▸ What to work on: Repeat the listing below in full, keeping each word as given.

▸ Records shown:

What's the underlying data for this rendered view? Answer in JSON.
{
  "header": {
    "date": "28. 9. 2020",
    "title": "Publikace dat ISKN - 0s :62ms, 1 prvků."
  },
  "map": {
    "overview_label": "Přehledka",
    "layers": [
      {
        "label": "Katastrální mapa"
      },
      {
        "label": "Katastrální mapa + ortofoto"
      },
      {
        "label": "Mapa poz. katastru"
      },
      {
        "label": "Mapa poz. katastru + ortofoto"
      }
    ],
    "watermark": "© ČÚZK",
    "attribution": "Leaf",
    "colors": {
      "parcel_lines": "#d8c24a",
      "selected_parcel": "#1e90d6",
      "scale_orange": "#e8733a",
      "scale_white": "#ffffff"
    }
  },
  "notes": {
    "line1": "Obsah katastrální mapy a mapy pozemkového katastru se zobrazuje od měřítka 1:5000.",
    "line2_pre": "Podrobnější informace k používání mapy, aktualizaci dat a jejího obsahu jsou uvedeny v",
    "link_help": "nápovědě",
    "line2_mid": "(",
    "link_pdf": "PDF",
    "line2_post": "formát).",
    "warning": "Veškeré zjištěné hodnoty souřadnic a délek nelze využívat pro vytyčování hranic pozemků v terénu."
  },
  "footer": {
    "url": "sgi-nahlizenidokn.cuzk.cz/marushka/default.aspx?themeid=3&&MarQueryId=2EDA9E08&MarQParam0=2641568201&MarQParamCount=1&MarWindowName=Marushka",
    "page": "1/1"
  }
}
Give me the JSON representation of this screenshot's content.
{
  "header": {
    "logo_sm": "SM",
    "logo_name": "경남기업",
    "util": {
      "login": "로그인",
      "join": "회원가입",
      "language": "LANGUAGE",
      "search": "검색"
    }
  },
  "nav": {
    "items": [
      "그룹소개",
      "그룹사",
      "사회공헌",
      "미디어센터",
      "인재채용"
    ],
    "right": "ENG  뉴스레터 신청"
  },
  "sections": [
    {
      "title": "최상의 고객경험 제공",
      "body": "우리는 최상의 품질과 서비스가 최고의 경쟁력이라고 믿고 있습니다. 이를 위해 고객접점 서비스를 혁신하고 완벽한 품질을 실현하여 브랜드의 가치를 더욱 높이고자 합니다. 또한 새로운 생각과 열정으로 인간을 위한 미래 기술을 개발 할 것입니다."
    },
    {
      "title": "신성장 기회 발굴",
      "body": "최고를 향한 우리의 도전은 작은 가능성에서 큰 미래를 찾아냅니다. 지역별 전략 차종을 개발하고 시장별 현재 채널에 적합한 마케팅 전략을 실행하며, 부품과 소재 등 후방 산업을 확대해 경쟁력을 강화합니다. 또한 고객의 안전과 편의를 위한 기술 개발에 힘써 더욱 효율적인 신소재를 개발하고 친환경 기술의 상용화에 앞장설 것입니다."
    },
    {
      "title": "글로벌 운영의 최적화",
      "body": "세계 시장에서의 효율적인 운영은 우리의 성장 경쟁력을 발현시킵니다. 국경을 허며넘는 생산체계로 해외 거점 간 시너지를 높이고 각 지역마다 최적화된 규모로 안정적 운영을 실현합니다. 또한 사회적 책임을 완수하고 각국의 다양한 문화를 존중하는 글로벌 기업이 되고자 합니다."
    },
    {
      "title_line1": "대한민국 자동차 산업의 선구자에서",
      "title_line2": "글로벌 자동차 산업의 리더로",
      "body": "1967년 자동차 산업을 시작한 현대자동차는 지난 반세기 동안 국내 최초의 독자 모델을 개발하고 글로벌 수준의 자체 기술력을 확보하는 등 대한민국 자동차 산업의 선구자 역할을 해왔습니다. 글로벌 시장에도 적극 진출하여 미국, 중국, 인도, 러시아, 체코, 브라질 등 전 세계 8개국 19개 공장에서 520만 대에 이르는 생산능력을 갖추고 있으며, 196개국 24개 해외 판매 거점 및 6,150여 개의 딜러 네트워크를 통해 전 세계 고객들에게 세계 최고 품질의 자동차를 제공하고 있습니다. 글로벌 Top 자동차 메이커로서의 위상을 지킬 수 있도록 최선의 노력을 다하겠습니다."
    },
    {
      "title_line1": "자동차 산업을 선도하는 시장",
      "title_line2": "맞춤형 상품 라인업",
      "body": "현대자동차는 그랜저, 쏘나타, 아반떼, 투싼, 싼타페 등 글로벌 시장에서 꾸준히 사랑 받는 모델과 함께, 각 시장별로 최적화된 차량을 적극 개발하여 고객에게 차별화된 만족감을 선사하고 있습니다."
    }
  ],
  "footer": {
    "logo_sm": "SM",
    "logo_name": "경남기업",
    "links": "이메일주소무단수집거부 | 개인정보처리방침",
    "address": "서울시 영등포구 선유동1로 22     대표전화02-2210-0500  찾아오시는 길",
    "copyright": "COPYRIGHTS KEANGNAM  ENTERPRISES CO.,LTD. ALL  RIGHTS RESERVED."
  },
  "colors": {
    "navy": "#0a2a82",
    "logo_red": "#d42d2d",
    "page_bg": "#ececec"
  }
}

▸ Your response:
What's the underlying data for this rendered view? Answer in JSON.
{
  "header": {
    "date": "28. 9. 2020",
    "title": "Publikace dat ISKN - 0s :62ms, 1 prvků."
  },
  "map": {
    "overview_label": "Přehledka",
    "layers": [
      {
        "label": "Katastrální mapa"
      },
      {
        "label": "Katastrální mapa + ortofoto"
      },
      {
        "label": "Mapa poz. katastru"
      },
      {
        "label": "Mapa poz. katastru + ortofoto"
      }
    ],
    "watermark": "© ČÚZK",
    "attribution": "Leaf",
    "colors": {
      "parcel_lines": "#d8c24a",
      "selected_parcel": "#1e90d6",
      "scale_orange": "#e8733a",
      "scale_white": "#ffffff"
    }
  },
  "notes": {
    "line1": "Obsah katastrální mapy a mapy pozemkového katastru se zobrazuje od měřítka 1:5000.",
    "line2_pre": "Podrobnější informace k používání mapy, aktualizaci dat a jejího obsahu jsou uvedeny v",
    "link_help": "nápovědě",
    "line2_mid": "(",
    "link_pdf": "PDF",
    "line2_post": "formát).",
    "warning": "Veškeré zjištěné hodnoty souřadnic a délek nelze využívat pro vytyčování hranic pozemků v terénu."
  },
  "footer": {
    "url": "sgi-nahlizenidokn.cuzk.cz/marushka/default.aspx?themeid=3&&MarQueryId=2EDA9E08&MarQParam0=2641568201&MarQParamCount=1&MarWindowName=Marushka",
    "page": "1/1"
  }
}
Give me the JSON representation of this screenshot's content.
{
  "header": {
    "logo_sm": "SM",
    "logo_name": "경남기업",
    "util": {
      "login": "로그인",
      "join": "회원가입",
      "language": "LANGUAGE",
      "search": "검색"
    }
  },
  "nav": {
    "items": [
      "그룹소개",
      "그룹사",
      "사회공헌",
      "미디어센터",
      "인재채용"
    ],
    "right": "ENG  뉴스레터 신청"
  },
  "sections": [
    {
      "title": "최상의 고객경험 제공",
      "body": "우리는 최상의 품질과 서비스가 최고의 경쟁력이라고 믿고 있습니다. 이를 위해 고객접점 서비스를 혁신하고 완벽한 품질을 실현하여 브랜드의 가치를 더욱 높이고자 합니다. 또한 새로운 생각과 열정으로 인간을 위한 미래 기술을 개발 할 것입니다."
    },
    {
      "title": "신성장 기회 발굴",
      "body": "최고를 향한 우리의 도전은 작은 가능성에서 큰 미래를 찾아냅니다. 지역별 전략 차종을 개발하고 시장별 현재 채널에 적합한 마케팅 전략을 실행하며, 부품과 소재 등 후방 산업을 확대해 경쟁력을 강화합니다. 또한 고객의 안전과 편의를 위한 기술 개발에 힘써 더욱 효율적인 신소재를 개발하고 친환경 기술의 상용화에 앞장설 것입니다."
    },
    {
      "title": "글로벌 운영의 최적화",
      "body": "세계 시장에서의 효율적인 운영은 우리의 성장 경쟁력을 발현시킵니다. 국경을 허며넘는 생산체계로 해외 거점 간 시너지를 높이고 각 지역마다 최적화된 규모로 안정적 운영을 실현합니다. 또한 사회적 책임을 완수하고 각국의 다양한 문화를 존중하는 글로벌 기업이 되고자 합니다."
    },
    {
      "title_line1": "대한민국 자동차 산업의 선구자에서",
      "title_line2": "글로벌 자동차 산업의 리더로",
      "body": "1967년 자동차 산업을 시작한 현대자동차는 지난 반세기 동안 국내 최초의 독자 모델을 개발하고 글로벌 수준의 자체 기술력을 확보하는 등 대한민국 자동차 산업의 선구자 역할을 해왔습니다. 글로벌 시장에도 적극 진출하여 미국, 중국, 인도, 러시아, 체코, 브라질 등 전 세계 8개국 19개 공장에서 520만 대에 이르는 생산능력을 갖추고 있으며, 196개국 24개 해외 판매 거점 및 6,150여 개의 딜러 네트워크를 통해 전 세계 고객들에게 세계 최고 품질의 자동차를 제공하고 있습니다. 글로벌 Top 자동차 메이커로서의 위상을 지킬 수 있도록 최선의 노력을 다하겠습니다."
    },
    {
      "title_line1": "자동차 산업을 선도하는 시장",
      "title_line2": "맞춤형 상품 라인업",
      "body": "현대자동차는 그랜저, 쏘나타, 아반떼, 투싼, 싼타페 등 글로벌 시장에서 꾸준히 사랑 받는 모델과 함께, 각 시장별로 최적화된 차량을 적극 개발하여 고객에게 차별화된 만족감을 선사하고 있습니다."
    }
  ],
  "footer": {
    "logo_sm": "SM",
    "logo_name": "경남기업",
    "links": "이메일주소무단수집거부 | 개인정보처리방침",
    "address": "서울시 영등포구 선유동1로 22     대표전화02-2210-0500  찾아오시는 길",
    "copyright": "COPYRIGHTS KEANGNAM  ENTERPRISES CO.,LTD. ALL  RIGHTS RESERVED."
  },
  "colors": {
    "navy": "#0a2a82",
    "logo_red": "#d42d2d",
    "page_bg": "#ececec"
  }
}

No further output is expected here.